date, there is not a single genuine report of any human being having been
killed by piranha. The legend has perhaps come about from sightings of when the
fish have become trapped in pools during the dry season, and have had to feed
on the other fish in the ever receding waters in order to stay alive. This may
appear quite frenzied in the shallow waters. They have been known to attack
obviously sick or dying fish though, and will scavenge on animal carcasses that
they come across, but there is no evidence to support these fish ganging up on
otherwise healthy animals that enter the water. Indeed, they rarely exhibit
group hunting behaviour, generally preferring to hunt alone, ambushing smaller
fish in heavily vegetated areas. In reality, this species can be somewhat
nervous in the aquarium and is best kept in groups of 5 or more of its own
kind.

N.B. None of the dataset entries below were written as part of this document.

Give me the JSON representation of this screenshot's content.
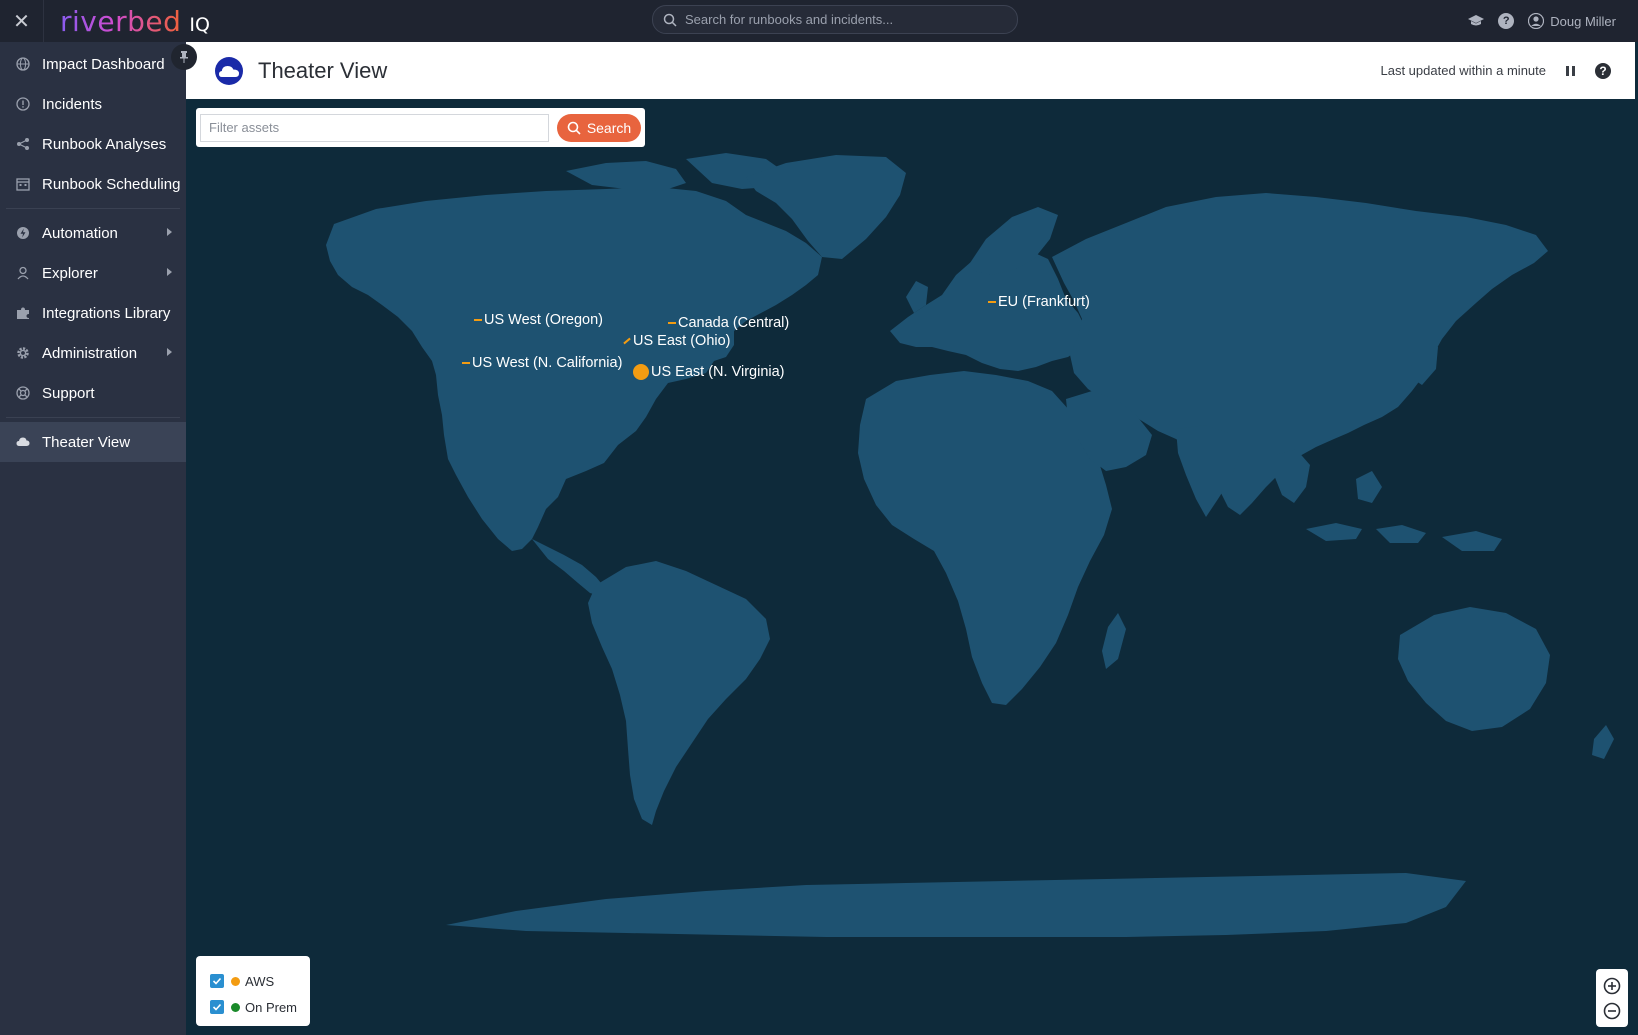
{
  "topbar": {
    "brand_word": "riverbed",
    "brand_suffix": "IQ",
    "search_placeholder": "Search for runbooks and incidents...",
    "user_name": "Doug Miller"
  },
  "sidebar": {
    "items": [
      {
        "label": "Impact Dashboard",
        "icon": "globe-icon"
      },
      {
        "label": "Incidents",
        "icon": "alert-circle-icon"
      },
      {
        "label": "Runbook Analyses",
        "icon": "share-nodes-icon"
      },
      {
        "label": "Runbook Scheduling",
        "icon": "calendar-icon"
      },
      {
        "label": "Automation",
        "icon": "robot-icon"
      },
      {
        "label": "Explorer",
        "icon": "explorer-icon"
      },
      {
        "label": "Integrations Library",
        "icon": "puzzle-icon"
      },
      {
        "label": "Administration",
        "icon": "gear-icon"
      },
      {
        "label": "Support",
        "icon": "lifebuoy-icon"
      },
      {
        "label": "Theater View",
        "icon": "cloud-icon"
      }
    ]
  },
  "header": {
    "title": "Theater View",
    "last_updated": "Last updated within a minute"
  },
  "filter": {
    "placeholder": "Filter assets",
    "search_label": "Search"
  },
  "regions": [
    {
      "label": "US West (Oregon)"
    },
    {
      "label": "Canada (Central)"
    },
    {
      "label": "US East (Ohio)"
    },
    {
      "label": "US West (N. California)"
    },
    {
      "label": "US East (N. Virginia)"
    },
    {
      "label": "EU (Frankfurt)"
    }
  ],
  "legend": {
    "items": [
      {
        "label": "AWS",
        "color": "#f39c12",
        "checked": true
      },
      {
        "label": "On Prem",
        "color": "#1a8a2a",
        "checked": true
      }
    ]
  },
  "colors": {
    "ocean": "#0e2a3a",
    "land": "#1e5271",
    "accent": "#e8643e",
    "aws_marker": "#f39c12",
    "sidebar_bg": "#2a3142",
    "topbar_bg": "#1f2430"
  }
}
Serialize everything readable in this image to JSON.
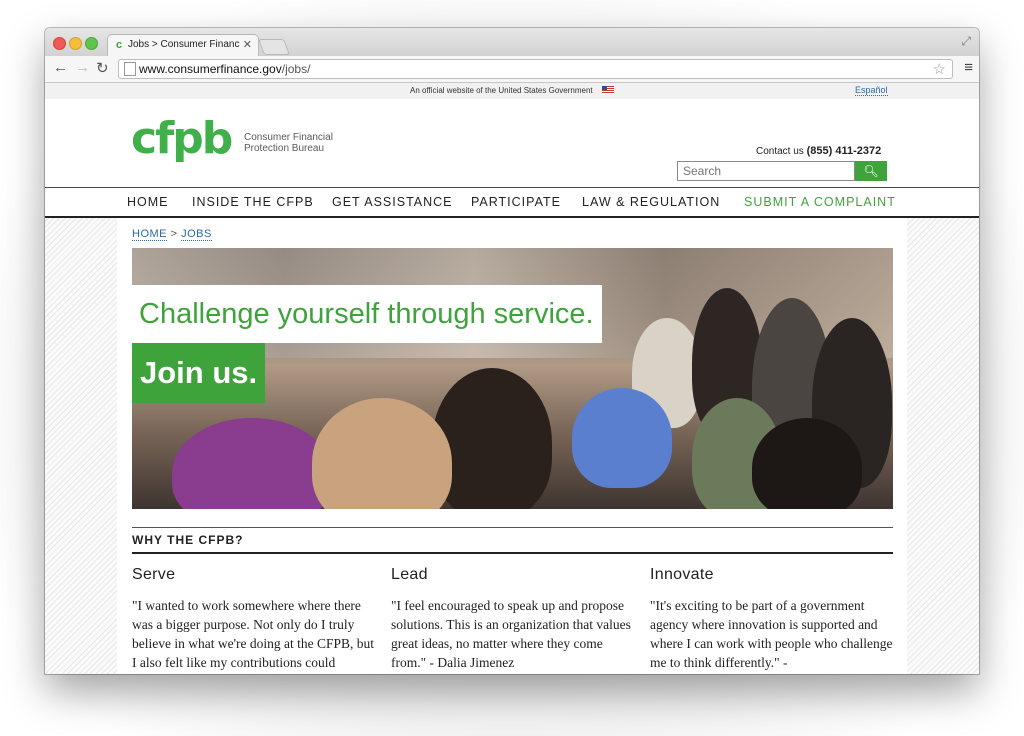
{
  "browser": {
    "tab_title": "Jobs > Consumer Financia",
    "tab_favicon": "c",
    "url_domain": "www.consumerfinance.gov",
    "url_path": "/jobs/"
  },
  "gov_banner": {
    "text": "An official website of the United States Government",
    "language_link": "Español"
  },
  "header": {
    "logo_text": "cfpb",
    "logo_subtitle_1": "Consumer Financial",
    "logo_subtitle_2": "Protection Bureau",
    "contact_label": "Contact us",
    "contact_phone": "(855) 411-2372",
    "search_placeholder": "Search"
  },
  "nav": {
    "items": [
      "HOME",
      "INSIDE THE CFPB",
      "GET ASSISTANCE",
      "PARTICIPATE",
      "LAW & REGULATION",
      "SUBMIT A COMPLAINT"
    ]
  },
  "breadcrumb": {
    "home": "HOME",
    "separator": ">",
    "current": "JOBS"
  },
  "hero": {
    "line1": "Challenge yourself through service.",
    "line2": "Join us."
  },
  "why": {
    "title": "WHY THE CFPB?",
    "columns": [
      {
        "heading": "Serve",
        "quote": "\"I wanted to work somewhere where there was a bigger purpose. Not only do I truly believe in what we're doing at the CFPB, but I also felt like my contributions could"
      },
      {
        "heading": "Lead",
        "quote": "\"I feel encouraged to speak up and propose solutions. This is an organization that values great ideas, no matter where they come from.\" - Dalia Jimenez"
      },
      {
        "heading": "Innovate",
        "quote": "\"It's exciting to be part of a government agency where innovation is supported and where I can work with people who challenge me to think differently.\" -"
      }
    ]
  },
  "colors": {
    "brand_green": "#3fa33c",
    "link_blue": "#2a6aa8"
  }
}
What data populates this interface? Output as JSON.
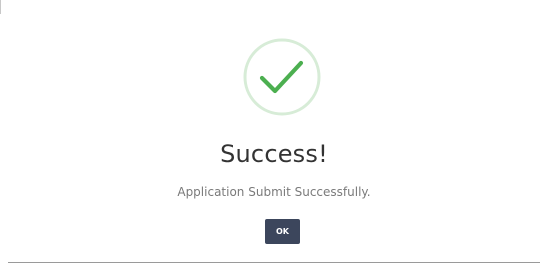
{
  "dialog": {
    "icon": "check-circle-icon",
    "icon_color": "#4caf50",
    "icon_ring_color": "#d7ecd7",
    "title": "Success!",
    "message": "Application Submit Successfully.",
    "ok_label": "OK",
    "button_color": "#3c465c"
  }
}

Some aquarists prefer to maintain piranha in a bare-bottomed arrangement
for ease of maintenance, but they will be much less skittish if kept over
gravel or sand. Decor is really down to personal choice, but hefty chunks of
bogwood and some large rocky caves will be appreciated. Plants, even robust
species, are likely to be eaten - so if vegetation is desired, it may be better
to opt for plastic or silk varieties. As mentioned above, Red-bellied Piranha
are messy eaters that produce a lot of waste, and require excellent water
conditions at all times. To this end, filtration must be powerful and the water
well-oxygenated. Frequent partial water changes are essential as these fish
will not tolerate an elevated nitrate level. Canister filters can be employed,
but sump filtration may be better as then equipment such as heaters can be kept
in the sump and out of the main tank where they could be easily damaged.
Red-bellied Piranha are best maintained in a species-only set-up, as within the
confines of the aquarium, other fish will be at risk as they do form part of
the natural diet and won't be able to escape as they would in the wild.
Juvenile piranha exhibit fairly marked schooling behaviour, whereas the adults
tend to form looser aggregations with a complex social hierarchy. A good sized
group is essential for their long-term wellbeing, with all individuals needing
to be of similar size and introduced simultaneously. Do take care when carrying
out routine maintenance on the aquarium, as although accidental bites are
unlikely, they are possible if the fish feels threatened/defensive - and they
possess powerful dentition.
















Omnivorous, but with a preference for meaty foods. Smaller
specimens can be offered bloodworm, white mosquito larvae, vitamin-enriched
brineshrimp, Mysis shrimp etc, and larger specimens will enjoy krill, prawns,
mussel meat, cockle meat, lancefish, pieces of white fish flesh etc. Some
occasional vegetable matter will also be taken.















The Red-bellied
Piranha has been bred in the home aquarium. Where a group of well-conditioned,
mature fish are present, spawning may be initiated by performing a large,
slightly cooler water change. Male fish will become territorial and create a
pit in the substrate, often near to roots or vegetation, and this is then
vigorously defended. If a female is receptive, there will be a short circular
courtship dance, with both male and female displaying heightened colouration
before eggs and milt are released in several batches within the pit, often on
plant roots. The eggs are subsequently guarded by the male and should hatch
within 48-72 hours (temperature dependent) with the fry becoming free-swimming
just a few days later. In order to raise a good number of young, it is prudent
at this point to siphon them into smaller growing-on tanks with matching water
parameters and gentle air-driven sponge filters. The fry will require very
regular feedings with baby brineshrimp (Artemia nauplii) and microworm, and
this means that small regular water changes are needed on a frequent basis.
Unfortunately, the fry can become cannibalistic as they grow, so be sure to
observe carefully and move similar sized fry in together, so that their smaller
siblings are not eaten by much larger individuals. These fish always reproduce
in large numbers. Therefore, if taking on such a breeding project, it is
important to have a homing plan in place for (potentially) hundreds, if not
thousands, of juvenile fish - as they can quickly overwhelm an aquarium